After we’ve completed the creation of the startup scripts and we’ve made them executable we should test the OpenVAS installation and we can do that by pulling the test script and running it:

cd ~ && wget --no-check-certificate https://svn.wald.intevation.org/svn/openvas/trunk/tools/openvas-check-setup
chmod +x openvas-check-setup
./openvas-check-setup --v9

If all goes well you should see an output with all the components being checked and warnings being displayed for things that need tweaking. If you did something wrong throughout the process the setup check script will exit and recommend a fix for the problem found.

Now if the setup check script does not find any errors then we will have to setup the services to start automatically at reboot and we can do that by using systemctl:

systemctl enable openvas-manager.service && systemctl enable openvas-scanner.service && systemctl enable greenbone-security-assistant.service

The next step we should take would be to try and reboot the server in order to make sure that the service startup scripts work correctly. We could do that without rebooting by killing the processes and doing a manual start, yet in my opinion rebooting is much more accurate which is why I recommend it.

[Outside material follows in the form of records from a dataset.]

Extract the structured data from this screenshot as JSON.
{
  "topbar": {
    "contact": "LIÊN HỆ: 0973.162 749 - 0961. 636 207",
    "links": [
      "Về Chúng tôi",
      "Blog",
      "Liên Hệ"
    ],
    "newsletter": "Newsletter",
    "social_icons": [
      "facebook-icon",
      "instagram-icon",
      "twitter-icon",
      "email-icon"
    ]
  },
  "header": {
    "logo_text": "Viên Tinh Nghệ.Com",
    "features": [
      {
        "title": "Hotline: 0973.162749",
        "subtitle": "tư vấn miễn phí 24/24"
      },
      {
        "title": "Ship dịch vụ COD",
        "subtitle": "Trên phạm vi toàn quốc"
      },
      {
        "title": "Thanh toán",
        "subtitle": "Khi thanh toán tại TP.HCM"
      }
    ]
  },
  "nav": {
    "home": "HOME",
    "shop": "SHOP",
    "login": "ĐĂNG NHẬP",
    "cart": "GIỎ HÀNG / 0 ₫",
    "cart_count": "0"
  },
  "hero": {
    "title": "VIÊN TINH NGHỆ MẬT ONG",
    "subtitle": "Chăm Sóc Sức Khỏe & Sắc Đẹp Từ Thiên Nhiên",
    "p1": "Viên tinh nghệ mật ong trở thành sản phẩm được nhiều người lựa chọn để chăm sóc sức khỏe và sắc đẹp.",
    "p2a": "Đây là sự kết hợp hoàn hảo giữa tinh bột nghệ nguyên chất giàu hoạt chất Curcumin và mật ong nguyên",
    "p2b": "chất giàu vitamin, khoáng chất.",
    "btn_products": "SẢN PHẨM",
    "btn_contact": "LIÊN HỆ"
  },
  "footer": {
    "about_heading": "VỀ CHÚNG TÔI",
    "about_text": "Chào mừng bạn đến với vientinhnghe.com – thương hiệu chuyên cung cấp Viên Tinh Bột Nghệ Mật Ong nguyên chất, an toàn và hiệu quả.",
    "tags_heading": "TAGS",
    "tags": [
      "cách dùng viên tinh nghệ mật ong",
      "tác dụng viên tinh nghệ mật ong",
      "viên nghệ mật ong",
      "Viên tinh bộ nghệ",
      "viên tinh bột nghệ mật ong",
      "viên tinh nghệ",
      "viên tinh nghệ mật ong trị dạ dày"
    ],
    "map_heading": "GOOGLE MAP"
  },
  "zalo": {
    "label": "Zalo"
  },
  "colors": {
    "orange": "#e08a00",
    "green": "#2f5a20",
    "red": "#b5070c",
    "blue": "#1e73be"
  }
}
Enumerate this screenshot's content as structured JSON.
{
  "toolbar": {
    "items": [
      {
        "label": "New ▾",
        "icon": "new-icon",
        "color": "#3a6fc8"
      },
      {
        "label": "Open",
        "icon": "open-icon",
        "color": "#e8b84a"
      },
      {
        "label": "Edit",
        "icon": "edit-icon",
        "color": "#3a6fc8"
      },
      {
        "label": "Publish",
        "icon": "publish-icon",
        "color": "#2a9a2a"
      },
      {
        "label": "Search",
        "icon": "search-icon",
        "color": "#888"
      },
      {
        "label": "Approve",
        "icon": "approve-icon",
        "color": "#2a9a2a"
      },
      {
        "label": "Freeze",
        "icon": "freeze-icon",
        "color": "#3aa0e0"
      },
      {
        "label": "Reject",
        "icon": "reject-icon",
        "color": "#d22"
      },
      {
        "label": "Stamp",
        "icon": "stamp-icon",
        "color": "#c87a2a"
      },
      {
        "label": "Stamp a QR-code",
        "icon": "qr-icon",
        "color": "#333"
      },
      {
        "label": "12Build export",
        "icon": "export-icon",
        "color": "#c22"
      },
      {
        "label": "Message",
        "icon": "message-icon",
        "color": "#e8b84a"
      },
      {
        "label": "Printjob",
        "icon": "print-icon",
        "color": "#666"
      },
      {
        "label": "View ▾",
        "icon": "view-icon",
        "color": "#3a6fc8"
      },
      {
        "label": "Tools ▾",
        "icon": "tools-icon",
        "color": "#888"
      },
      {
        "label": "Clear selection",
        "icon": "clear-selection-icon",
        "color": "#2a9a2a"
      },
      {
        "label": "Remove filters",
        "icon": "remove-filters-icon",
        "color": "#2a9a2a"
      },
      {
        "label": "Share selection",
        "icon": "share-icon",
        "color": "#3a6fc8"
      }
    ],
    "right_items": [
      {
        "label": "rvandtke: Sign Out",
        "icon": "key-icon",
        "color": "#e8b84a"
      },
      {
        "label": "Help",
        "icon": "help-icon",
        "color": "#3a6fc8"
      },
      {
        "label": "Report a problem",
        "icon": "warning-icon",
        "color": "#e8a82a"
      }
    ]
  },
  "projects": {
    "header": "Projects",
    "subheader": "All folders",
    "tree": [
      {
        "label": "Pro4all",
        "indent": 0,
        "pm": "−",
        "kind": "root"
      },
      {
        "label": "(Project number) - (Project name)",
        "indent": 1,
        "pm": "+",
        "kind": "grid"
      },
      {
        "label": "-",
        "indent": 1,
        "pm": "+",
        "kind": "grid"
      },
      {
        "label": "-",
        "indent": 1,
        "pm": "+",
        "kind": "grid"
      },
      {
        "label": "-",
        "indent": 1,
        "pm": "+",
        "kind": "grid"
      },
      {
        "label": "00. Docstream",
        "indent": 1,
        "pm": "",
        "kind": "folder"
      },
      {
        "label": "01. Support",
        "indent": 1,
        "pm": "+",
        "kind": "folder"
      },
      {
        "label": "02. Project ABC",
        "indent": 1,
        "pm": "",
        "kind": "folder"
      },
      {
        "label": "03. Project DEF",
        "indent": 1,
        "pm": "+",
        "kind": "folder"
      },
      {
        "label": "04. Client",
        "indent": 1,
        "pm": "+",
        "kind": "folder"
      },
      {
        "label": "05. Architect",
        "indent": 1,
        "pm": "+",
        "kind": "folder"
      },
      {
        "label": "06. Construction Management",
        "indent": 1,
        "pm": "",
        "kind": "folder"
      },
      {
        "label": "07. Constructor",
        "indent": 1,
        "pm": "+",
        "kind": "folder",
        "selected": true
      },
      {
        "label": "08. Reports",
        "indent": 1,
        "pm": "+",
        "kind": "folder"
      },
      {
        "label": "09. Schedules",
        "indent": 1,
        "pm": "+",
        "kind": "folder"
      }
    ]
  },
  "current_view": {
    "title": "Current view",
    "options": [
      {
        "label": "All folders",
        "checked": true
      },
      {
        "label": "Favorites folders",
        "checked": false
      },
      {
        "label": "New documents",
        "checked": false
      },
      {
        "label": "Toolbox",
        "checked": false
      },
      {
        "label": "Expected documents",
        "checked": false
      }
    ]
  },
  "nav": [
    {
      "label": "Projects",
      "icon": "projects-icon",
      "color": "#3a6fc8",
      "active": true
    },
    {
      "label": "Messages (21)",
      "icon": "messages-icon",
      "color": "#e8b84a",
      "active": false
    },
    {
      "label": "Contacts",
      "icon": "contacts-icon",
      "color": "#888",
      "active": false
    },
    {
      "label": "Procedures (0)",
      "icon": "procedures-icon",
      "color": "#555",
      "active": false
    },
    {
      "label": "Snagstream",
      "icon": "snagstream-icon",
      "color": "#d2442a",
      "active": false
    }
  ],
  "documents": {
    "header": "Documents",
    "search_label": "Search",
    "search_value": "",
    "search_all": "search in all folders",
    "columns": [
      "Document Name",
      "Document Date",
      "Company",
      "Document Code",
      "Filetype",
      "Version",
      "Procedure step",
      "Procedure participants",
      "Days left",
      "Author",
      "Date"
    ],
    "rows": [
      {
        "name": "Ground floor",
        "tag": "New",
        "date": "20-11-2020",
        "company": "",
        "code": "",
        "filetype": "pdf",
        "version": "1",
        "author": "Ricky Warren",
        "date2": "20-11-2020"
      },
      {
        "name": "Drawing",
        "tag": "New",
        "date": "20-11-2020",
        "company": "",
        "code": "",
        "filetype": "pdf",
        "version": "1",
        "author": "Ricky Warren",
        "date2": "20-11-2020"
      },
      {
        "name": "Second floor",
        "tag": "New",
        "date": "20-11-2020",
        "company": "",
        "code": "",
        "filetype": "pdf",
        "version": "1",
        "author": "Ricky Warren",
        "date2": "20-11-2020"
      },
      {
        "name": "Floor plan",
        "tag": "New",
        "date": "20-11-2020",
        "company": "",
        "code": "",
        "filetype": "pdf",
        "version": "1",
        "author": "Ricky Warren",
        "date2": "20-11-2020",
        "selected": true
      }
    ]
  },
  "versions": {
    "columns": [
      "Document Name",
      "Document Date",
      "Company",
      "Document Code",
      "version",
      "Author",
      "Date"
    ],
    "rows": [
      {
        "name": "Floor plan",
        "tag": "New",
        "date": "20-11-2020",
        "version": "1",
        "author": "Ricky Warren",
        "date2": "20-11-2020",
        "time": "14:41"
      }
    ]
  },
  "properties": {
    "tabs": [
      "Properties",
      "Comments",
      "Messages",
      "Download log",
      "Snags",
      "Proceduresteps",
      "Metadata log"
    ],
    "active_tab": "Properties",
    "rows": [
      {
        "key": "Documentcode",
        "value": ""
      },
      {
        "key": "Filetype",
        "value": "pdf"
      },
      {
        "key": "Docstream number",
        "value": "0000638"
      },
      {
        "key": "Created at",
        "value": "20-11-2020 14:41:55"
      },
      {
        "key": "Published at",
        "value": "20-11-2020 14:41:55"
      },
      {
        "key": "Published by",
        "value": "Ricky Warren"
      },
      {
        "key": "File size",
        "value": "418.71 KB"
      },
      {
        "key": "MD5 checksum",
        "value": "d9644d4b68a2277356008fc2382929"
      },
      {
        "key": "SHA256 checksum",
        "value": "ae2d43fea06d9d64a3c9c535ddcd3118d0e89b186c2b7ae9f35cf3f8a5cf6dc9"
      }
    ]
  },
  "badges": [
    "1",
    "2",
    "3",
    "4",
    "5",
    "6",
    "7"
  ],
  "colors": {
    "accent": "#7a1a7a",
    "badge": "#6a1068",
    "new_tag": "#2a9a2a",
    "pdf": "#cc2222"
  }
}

However, before rebooting we still have one thing to fix. Remember that previously the redis.sock socket file was created under a temporary path which means that when the server gets rebooted the temporary file is gone and so is the symlink. In this case upon reboot the OpenVAS scanner daemon will not be able to start without the correct Redis socket file which should be /tmp/redis.sock, but because the SystemD generates a temporary path and the symlink bandaid I used earlier does not get applied upon reboot we’ll have to alter the configuration a bit to make it work as it should.

To make it happen we’ll have to edit the /etc/systemd/system/redis.service file and change the PrivateTmp value from “yes” to “no”:


Then a few lines underneath the one referenced above, right after the line that says: ReadWriteDirectories=-/var/run/redis; we’ll add another one to allow it to write the socket file in /tmp:


After you save the file you should reboot and allow the system a couple of minutes to start everything as on VPS platforms the OpenVAS scanner needs a couple of minutes to initialize the databases.

Then once the system has booted up you should be able to access the Greenbone Security Assistant via the browser and use it as you see fit.



  • Fix the SMB module compilation;
  • Setup Greenbone Security Assistant using Let’s Encrypt SSL certificates; done! – tutorial coming next.